For these particular people, as would be the case for most of us, I assume, facing death means a change in priorities. Things that used to be very important become less important. Tasks that have been put off rise to the top of the “to do” list.

One afternoon as I sat with one of my friends he lamented that his illness had taken away his appetite. He had enjoyed eating, but that seemed to no longer be a pleasure. One of the joys of his life had been tasting and sharing fine wines. Now his ability to savor that a particular pleasure was gone. It wasn’t that his life was meaningless without a glass of his favorite wine. It was just that his priorities had changed. He was learning to savor conversation and treasure moments with his friends. He had even learned to offer a glass to a friend when he didn’t share the bottle and enjoy the friend’s reaction to his once-favorite vintages.

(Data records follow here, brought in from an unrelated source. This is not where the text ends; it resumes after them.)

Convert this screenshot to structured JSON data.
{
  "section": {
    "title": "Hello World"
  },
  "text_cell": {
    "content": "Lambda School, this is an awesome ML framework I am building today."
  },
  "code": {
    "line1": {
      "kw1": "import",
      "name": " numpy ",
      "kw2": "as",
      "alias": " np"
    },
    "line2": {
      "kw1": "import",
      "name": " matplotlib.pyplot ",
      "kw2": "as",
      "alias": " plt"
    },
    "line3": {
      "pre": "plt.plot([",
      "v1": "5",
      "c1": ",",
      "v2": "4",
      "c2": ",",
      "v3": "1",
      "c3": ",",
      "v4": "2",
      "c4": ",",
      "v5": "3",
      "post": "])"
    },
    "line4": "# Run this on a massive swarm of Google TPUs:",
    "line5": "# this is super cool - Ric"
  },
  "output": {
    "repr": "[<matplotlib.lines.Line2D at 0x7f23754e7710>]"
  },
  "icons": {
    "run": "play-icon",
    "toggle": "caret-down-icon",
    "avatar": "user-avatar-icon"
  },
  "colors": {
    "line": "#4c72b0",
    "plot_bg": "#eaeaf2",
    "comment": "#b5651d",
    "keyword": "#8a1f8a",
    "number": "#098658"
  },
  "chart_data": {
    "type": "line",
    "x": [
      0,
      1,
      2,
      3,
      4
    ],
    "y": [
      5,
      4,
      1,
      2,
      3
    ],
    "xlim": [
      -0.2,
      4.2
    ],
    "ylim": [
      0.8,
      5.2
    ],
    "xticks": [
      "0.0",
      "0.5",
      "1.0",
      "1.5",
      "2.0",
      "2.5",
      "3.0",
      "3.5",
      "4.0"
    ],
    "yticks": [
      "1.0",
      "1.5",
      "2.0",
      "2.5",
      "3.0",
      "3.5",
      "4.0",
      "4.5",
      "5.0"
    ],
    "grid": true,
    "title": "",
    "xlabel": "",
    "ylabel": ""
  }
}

Another friend persists in inviting me to go out to eat with him even though his appetite is not what it once was and his choice of food is most often simple. He commonly doesn’t eat much when we are together, but somehow the ritual of going out for a meal still carries some of the sense of being a treat and a gift that he can offer to a friend.

What I know is that we all are on a limited timeline. Each of us will one day die. No one gets to escape that reality. And the number of days of our lives is unknown to all of us. Even without the diagnosis of a rare or particularly untreatable disease, there are no guarantees. I’ve had the challenging task of informing loved ones of sudden and traumatic deaths often enough to know that an accident can occur when least expected. Being at the wrong place at the wrong time can be fatal. There are no guarantees. Good people die young on occasion.

On the other hand, as a pastor, I am also given the privilege of visiting with those who have lived very long lives. I’ve had conversations with those past the age of 100. I enjoy relationships with several people who are in their nineties. Their experiences and history fascinate me. I am also fascinated that some of those who have accumulated a lot of decades are more interested in asking about the future than they are in reminiscing about the past.

I’ve been wondering about my friend lately. “Feeling wonky” is the closest he has complained about his illness. I’ve asked him if he experiences any pain and he doesn’t describe any to me. It is possible that he is not experiencing pain, though we all have our aches and pains. I wonder if he will soon be using another term to describe his symptoms and how I will feel when he does. So far, I’ve drawn closer to him and learned more about who he is since his diagnosis than I had during the previous two decades and more of our relationship. I’m not even sure that I would have described him as a friend in years past even though that title seems most appropriate these days. I often use the term when talking with him: “How are your doing today, my friend?” I don’t want him to be dishonest, but I dread the day when he says, “lousy.”

The human spirit is an amazing thing. There are illnesses that leave their victims in very dark places and overwhelm them with depression and sadness and bring them to the brink of despair. There are illnesses that are as dangerous and life-threatening that somehow bring out the best in a parson’s character and they display abundant gratitude

Years ago I once fainted. It turned out that I was dehydrated and needed to receive fluids by IV in a hospital emergency room before I could recover my equilibrium. So I think that I know a little bit about what “wonky” feels like. It is not an unpleasant sensation. I hovered on the edge of consciousness without fear. I’m hoping that wonky is that way for my friend. I have him sit down and get him a glass of water and we talk.

I will forever be grateful for those conversations.

Copyright (c) 2018 by Ted E. Huffman. I wrote this. If you would like to share it, please direct your friends to my web site. If you'd like permission to copy, please send me an email. Thanks!